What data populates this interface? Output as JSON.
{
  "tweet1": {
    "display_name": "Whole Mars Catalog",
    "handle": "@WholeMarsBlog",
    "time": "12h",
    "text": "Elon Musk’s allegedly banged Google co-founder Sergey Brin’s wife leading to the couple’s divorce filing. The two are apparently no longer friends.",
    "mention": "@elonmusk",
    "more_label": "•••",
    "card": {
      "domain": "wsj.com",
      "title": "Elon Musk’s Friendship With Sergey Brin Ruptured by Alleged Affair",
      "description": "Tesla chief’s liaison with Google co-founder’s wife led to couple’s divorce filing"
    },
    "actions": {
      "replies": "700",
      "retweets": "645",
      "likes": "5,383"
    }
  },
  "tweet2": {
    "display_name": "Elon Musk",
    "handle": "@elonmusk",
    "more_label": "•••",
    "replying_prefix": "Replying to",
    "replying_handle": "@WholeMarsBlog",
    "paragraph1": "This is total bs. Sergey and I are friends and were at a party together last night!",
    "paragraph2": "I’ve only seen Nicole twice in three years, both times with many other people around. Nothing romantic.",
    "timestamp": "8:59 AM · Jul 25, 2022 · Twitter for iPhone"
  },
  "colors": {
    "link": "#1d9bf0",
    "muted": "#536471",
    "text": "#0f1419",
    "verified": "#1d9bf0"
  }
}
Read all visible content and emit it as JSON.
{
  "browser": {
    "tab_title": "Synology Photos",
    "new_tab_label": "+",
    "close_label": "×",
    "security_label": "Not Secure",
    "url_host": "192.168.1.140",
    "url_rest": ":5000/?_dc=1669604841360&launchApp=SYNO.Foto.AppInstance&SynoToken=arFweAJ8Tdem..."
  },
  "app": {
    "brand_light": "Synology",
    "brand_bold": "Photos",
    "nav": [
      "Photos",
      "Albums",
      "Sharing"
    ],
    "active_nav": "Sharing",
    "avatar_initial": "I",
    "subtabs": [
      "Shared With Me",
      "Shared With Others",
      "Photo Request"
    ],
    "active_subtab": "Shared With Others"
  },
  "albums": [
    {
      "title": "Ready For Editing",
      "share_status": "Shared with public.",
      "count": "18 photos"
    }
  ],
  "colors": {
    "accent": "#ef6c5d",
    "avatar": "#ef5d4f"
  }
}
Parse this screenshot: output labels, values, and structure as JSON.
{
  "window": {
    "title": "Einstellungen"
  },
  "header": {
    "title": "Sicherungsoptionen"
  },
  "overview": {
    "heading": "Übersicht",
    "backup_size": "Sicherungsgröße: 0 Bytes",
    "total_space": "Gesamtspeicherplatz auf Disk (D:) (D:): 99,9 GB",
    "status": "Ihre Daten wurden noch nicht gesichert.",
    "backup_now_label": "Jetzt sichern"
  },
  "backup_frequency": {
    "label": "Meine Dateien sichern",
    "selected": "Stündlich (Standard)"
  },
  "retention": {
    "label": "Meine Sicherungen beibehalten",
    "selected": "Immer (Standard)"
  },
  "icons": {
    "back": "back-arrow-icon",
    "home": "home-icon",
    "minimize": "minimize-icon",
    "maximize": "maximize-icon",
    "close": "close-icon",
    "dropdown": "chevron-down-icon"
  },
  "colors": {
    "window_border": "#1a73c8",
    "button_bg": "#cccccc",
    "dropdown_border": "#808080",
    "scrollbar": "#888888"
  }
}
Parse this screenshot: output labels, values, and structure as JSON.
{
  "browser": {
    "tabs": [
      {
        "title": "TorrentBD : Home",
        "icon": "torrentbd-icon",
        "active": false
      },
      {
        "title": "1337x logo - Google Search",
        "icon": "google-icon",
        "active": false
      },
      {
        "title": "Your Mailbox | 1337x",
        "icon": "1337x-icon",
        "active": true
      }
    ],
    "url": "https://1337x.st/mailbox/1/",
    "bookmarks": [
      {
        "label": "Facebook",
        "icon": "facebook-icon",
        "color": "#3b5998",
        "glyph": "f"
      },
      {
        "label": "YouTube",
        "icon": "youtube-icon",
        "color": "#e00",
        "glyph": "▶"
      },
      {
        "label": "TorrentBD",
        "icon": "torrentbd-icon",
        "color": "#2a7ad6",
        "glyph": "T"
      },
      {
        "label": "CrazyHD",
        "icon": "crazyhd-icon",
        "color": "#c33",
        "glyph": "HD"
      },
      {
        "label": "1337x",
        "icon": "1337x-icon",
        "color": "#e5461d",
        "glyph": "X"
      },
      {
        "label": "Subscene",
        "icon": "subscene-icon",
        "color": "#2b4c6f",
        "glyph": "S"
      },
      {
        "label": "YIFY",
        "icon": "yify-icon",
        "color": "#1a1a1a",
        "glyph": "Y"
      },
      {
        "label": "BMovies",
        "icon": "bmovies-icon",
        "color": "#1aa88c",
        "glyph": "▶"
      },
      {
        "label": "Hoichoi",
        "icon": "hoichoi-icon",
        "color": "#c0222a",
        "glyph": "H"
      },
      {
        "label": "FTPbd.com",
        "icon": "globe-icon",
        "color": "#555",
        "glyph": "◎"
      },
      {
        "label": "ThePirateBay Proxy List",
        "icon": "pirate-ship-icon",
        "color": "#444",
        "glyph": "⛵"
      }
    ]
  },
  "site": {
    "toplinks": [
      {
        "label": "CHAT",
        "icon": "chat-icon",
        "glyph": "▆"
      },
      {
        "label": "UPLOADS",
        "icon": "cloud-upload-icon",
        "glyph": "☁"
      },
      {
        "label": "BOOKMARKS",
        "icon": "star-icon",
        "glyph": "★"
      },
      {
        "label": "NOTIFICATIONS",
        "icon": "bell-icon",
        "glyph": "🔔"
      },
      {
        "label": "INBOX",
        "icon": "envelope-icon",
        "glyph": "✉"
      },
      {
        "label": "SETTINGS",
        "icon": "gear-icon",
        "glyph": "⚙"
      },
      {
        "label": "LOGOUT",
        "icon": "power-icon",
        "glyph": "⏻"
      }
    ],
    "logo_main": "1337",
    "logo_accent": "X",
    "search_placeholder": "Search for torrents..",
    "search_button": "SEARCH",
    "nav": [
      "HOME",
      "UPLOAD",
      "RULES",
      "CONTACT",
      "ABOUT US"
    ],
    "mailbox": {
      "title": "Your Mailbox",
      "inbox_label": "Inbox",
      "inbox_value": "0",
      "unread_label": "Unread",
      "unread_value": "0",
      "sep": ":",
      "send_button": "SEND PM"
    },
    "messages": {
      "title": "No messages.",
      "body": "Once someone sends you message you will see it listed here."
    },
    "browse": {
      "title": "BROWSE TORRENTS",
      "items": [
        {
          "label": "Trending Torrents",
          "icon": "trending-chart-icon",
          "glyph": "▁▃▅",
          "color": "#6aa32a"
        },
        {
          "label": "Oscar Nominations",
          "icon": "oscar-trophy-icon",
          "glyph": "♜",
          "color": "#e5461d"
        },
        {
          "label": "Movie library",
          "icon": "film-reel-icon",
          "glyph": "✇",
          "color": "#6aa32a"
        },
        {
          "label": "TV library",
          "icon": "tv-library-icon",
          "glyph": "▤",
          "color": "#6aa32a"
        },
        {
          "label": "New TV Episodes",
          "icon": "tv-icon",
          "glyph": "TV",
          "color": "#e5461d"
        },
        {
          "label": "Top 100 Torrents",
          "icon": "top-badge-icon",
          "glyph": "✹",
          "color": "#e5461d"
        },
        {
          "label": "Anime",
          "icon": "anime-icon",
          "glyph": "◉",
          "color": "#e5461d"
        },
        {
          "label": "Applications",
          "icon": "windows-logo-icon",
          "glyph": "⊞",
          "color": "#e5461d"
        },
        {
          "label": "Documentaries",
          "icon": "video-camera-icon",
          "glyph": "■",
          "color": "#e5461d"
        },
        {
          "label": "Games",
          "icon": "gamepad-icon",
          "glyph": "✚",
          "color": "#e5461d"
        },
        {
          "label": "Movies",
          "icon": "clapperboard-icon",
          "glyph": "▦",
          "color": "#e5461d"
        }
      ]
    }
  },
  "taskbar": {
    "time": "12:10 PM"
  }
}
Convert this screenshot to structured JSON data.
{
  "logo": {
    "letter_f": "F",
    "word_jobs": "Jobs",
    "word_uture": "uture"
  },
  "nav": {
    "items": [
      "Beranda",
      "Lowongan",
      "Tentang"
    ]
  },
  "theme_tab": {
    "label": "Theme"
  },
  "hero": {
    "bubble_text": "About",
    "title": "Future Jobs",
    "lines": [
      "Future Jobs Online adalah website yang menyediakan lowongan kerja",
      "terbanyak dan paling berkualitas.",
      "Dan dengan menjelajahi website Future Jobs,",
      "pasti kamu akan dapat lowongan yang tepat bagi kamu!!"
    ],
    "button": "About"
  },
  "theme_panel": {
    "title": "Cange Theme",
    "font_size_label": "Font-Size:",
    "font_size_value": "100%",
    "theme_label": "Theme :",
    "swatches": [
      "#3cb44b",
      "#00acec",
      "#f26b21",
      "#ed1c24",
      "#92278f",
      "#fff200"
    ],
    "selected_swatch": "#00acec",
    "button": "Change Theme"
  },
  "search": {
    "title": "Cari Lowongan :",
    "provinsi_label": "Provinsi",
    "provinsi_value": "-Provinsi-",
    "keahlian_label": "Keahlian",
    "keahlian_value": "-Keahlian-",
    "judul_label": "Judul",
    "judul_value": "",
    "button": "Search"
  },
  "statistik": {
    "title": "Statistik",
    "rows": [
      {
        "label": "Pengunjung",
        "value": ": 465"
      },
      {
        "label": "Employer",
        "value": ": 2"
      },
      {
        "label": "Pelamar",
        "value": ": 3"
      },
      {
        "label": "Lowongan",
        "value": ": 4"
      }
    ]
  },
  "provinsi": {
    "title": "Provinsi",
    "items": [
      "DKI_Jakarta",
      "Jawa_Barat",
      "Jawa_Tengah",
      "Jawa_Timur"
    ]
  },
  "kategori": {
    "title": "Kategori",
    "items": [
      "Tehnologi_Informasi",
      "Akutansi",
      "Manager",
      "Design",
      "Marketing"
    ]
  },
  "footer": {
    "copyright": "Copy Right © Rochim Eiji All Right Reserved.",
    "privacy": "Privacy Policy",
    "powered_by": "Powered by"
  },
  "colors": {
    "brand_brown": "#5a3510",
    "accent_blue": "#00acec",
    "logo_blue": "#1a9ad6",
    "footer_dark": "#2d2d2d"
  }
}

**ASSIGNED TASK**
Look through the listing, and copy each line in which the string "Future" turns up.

**REPLY TO THE TASK**
    "title": "Future Jobs",
      "Future Jobs Online adalah website yang menyediakan lowongan kerja",
      "Dan dengan menjelajahi website Future Jobs,",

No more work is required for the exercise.